If there is one place you could ever travel to to relive those childhood days of the early 2000s when you would sit at home eating Fruity Pebbles and watching the latest episode of Rocket Power, it would be Venice Beach, California. I repeat, Venice Beach, California.
Now I hate to say that after traveling all around Europe and Central America, that a place in America is actually one of my top five favorite places in the entire world (so far), but dammit Venice, you make it hard for me to love somebody else. Of course I was always a huge Rocket Power fan and secretly jealous of anyone who said they grew up in Southern California, so reasonably, it does makes sense for the city to be in my top five. However, my connection with Venice Beach hasn’t always been a love story. Ha, far from it.
The first time I went to Venice, I was by no means impressed. Someone in Santa Monica told me,“Oh my god, you just have to go to Venice! It’s the sh#t!” so I took their advice, walked the beachside path from Santa Monica Pier to Venice Beach, and there I was.
Giving Venice Beach the stank-eye.

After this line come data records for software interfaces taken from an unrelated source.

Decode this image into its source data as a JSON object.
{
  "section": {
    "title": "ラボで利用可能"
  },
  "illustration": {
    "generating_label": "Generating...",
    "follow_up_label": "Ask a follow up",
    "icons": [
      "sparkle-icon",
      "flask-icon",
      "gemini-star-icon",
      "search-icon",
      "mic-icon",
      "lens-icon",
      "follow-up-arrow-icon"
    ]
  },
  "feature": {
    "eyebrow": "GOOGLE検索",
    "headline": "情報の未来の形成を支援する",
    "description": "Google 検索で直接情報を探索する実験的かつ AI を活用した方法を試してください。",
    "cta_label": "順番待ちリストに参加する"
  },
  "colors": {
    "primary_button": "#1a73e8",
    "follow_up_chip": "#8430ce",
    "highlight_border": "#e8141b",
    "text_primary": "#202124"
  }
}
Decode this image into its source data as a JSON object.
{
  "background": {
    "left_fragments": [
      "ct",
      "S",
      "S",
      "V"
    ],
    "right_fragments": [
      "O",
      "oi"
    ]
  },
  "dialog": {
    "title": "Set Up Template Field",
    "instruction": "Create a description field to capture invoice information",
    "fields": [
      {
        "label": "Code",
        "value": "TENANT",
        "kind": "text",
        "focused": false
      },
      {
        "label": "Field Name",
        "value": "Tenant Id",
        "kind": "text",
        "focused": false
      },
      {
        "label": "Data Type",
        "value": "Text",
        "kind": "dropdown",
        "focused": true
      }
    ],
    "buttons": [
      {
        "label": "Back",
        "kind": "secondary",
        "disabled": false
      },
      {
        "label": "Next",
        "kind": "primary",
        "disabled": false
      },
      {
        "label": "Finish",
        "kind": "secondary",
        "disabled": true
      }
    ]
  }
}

Venice is “the sh#t?” More like just “sh#t.” Uh, I only saw gritty streets filled with tanned beach bums lying on the pavement; I saw numerous medicial marijuana booths for “patients” (…oh c’mon); and I saw a whole lot of closed, abandoned-looking storefronts with a whole lot of loitering Sketchy McSketchersons. I wrote it off as just another Hollywood Boulevard of LA – a place that is just filled with tourists and commercialism that ruined the cool factor – and got the hell up outta there.
I decided to give Venice another chance on my third trip to Los Angeles when I kept hearing over-and-over that I just had to go to Venice. Oh yeah righhhht, you can’t make me go back there!
But I went anyway. And this time, I made sure it wasn’t a Tuesday morning at 9:30am. If there is one line in this entire blog that you pay attention to, it is this one: you must visit Venice Beach on a Sunday afternoon.
The town I had once wrote off as another Hollywood Boulevard was whoaaaa, far from it. It had completely transformed into a beachy paradise. At every angle you looked, you saw a new hobby. It was like a fluffy, happy-ending of a children’s book. College students playing a pick-up game of basketball. Parents and their kids flying kites on the beach. Shaggy blonde-haired dudes surfing the waves. Laguna Beach-esque high schoolers enjoying a picnic on the beach. Beefcakes working on their fitness at Muscle Beach. Crowds of tourists gathered around street performers long-jumping over young children. Thirty-somethings playing beach volleyball. Androgenyous teenagers skating in the skatepark. Quad-skaters jamskating to old-school hip hop from a boombox. And to top it all off, I mean, you even had free public restrooms. Suck it, Europe.
On a less-vulgar note, I really don’t think I’ve ever experienced such an alive and active city. Ever. But witnessing wasn’t enough. You don’t see a city by observing. You see a city by taking it head on. I knew that my Venice Beach experience would not be complete until I, too, partook in a beachside festivity or two. Luckily, Jo and I found Jay’s Rentals, a skate shop run by two super rad Californians right off the Boardwalk that sold skates, surfboards, and skateboards by the hour. I was tempted to go with my usual and rent rollerskates, but I figured that’d be too obvious a choice, so I went with the more risqué option: skateboarding – something I have never done in my life.
If beachside paradises aren’t your thing and you still want to experience Venice, head to Abbot Kinney Boulevard – a boulevard everyone and their mom talks about in LA. It’s a palm-tree lined, sunny boulevard filled with trendy, one-of-a-kind boutiques and seriously amazing coffee shop ambiances (like TOM’s Flagship Café and Intelligentsia). Jo went into a boutique store where literally everything, and yes I mean everything, was $16. Brass bracelets? $16. Black dress? $16. Denim shorts? $16.
And between Abbot Kinney Boulevard and Venice Beach Boardwalk, you’ll find the Venice Canals, which have mostly been filled in, but the time I went, I did see a woman sunbathing and reading a self-help book and another woman smiling at the sun as she paddleboarded with one arm (the other arm was taken by her fresh green smoothie – you know, the ones that cost $7.99 at Whole Foods).
These are the people who inhabit Los Angeles…and I hope to soon be one of them.